Of those attacked in person, 17% reported being verbally assailed and three percent suffered a physical assault. Of those attacked online (12%), the vast majority has been on Facebook (55%) and Twitter (35%). The sites do not really know the extent of the problem, however, since only 42% said they reported the antisemitic remark or post. The companies’ reactions left a lot to be desired, as they responded by removing the negative content in only 36% of the cases.

On the political end, a slight majority (53%) approved of how President Joe Biden himself is responding to the phenomenon and 28% disapproving, with the numbers basically flipping for Congress, as half disapproved and 28% approved. On the party level, many more disapproved of the way the Republicans are responding (65%) than the Democrats (40%).

This could be linked to the fact that a vast majority (91%) feels that the extreme political right poses a threat to Jews, with 45% deeming it a “very serious” one. Meanwhile, although 71% said the extreme political left was a threat, only 19% deemed it “very serious.” A separate question was asked regarding Islam, and fully 86% agreed that it was an antisemitic threat.

A whopping 90% feel it’s a problem in the country, with 82% saying it’s gotten worse over the last five years and 31% feeling less secure than they did a year ago. Although still a majority, the non-Jews polled were far less likely to think it a problem, with only 60% agreeing with that statement and 44% thinking that antisemitism has increased in the last half decade.

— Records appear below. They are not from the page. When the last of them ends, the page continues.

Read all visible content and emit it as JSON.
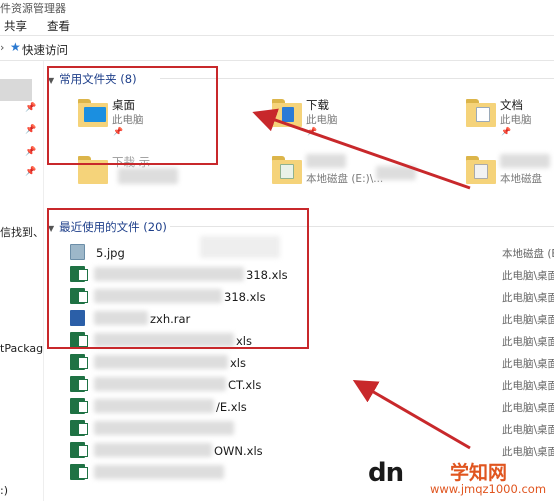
{
  "window": {
    "title_fragment": "件资源管理器"
  },
  "ribbon": {
    "tabs": [
      "共享",
      "查看"
    ]
  },
  "address": {
    "crumb": "快速访问"
  },
  "nav": {
    "items": [
      "信找到、",
      "tPackag",
      ":)"
    ]
  },
  "frequent": {
    "header": "常用文件夹 (8)",
    "folders": [
      {
        "name": "桌面",
        "location": "此电脑"
      },
      {
        "name": "下载",
        "location": "此电脑"
      },
      {
        "name": "文档",
        "location": "此电脑"
      }
    ],
    "partial_row": {
      "left_name": "下栽 示",
      "mid_location": "本地磁盘 (E:)\\...",
      "right_location": "本地磁盘"
    }
  },
  "recent": {
    "header": "最近使用的文件 (20)",
    "files": [
      {
        "type": "jpg",
        "name": "5.jpg",
        "location": "本地磁盘 (E"
      },
      {
        "type": "xls",
        "name": "318.xls",
        "location": "此电脑\\桌面"
      },
      {
        "type": "xls",
        "name": "318.xls",
        "location": "此电脑\\桌面"
      },
      {
        "type": "rar",
        "name": "zxh.rar",
        "location": "此电脑\\桌面"
      },
      {
        "type": "xls",
        "name": "xls",
        "location": "此电脑\\桌面"
      },
      {
        "type": "xls",
        "name": "xls",
        "location": "此电脑\\桌面"
      },
      {
        "type": "xls",
        "name": "CT.xls",
        "location": "此电脑\\桌面"
      },
      {
        "type": "xls",
        "name": "/E.xls",
        "location": "此电脑\\桌面"
      },
      {
        "type": "xls",
        "name": "",
        "location": "此电脑\\桌面"
      },
      {
        "type": "xls",
        "name": "OWN.xls",
        "location": "此电脑\\桌面"
      },
      {
        "type": "xls",
        "name": "",
        "location": ""
      }
    ]
  },
  "watermark": {
    "logo": "dn",
    "site_name": "学知网",
    "url": "www.jmqz1000.com"
  },
  "colors": {
    "annotation_red": "#c8282b",
    "header_blue": "#1e3f8a",
    "folder_yellow": "#f5d37a",
    "excel_green": "#1f7244"
  }
}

The two groups were much closer on whether antisemitism is taken more or less seriously than other forms of hate and bigotry. Almost identical numbers said it’s considered the same as other forms or that it’s taken more seriously, with a greater spread (46% of Jews and 38% of U.S. adults) saying it is taken less seriously.

The poll is the largest one the AJC has ever done, with independent research firm SSRS interviewing 1,433 Jews over age 18 and 1,214 non-Jews in September. The margin of error was +/-3.9 percentage points at the 95% confidence level.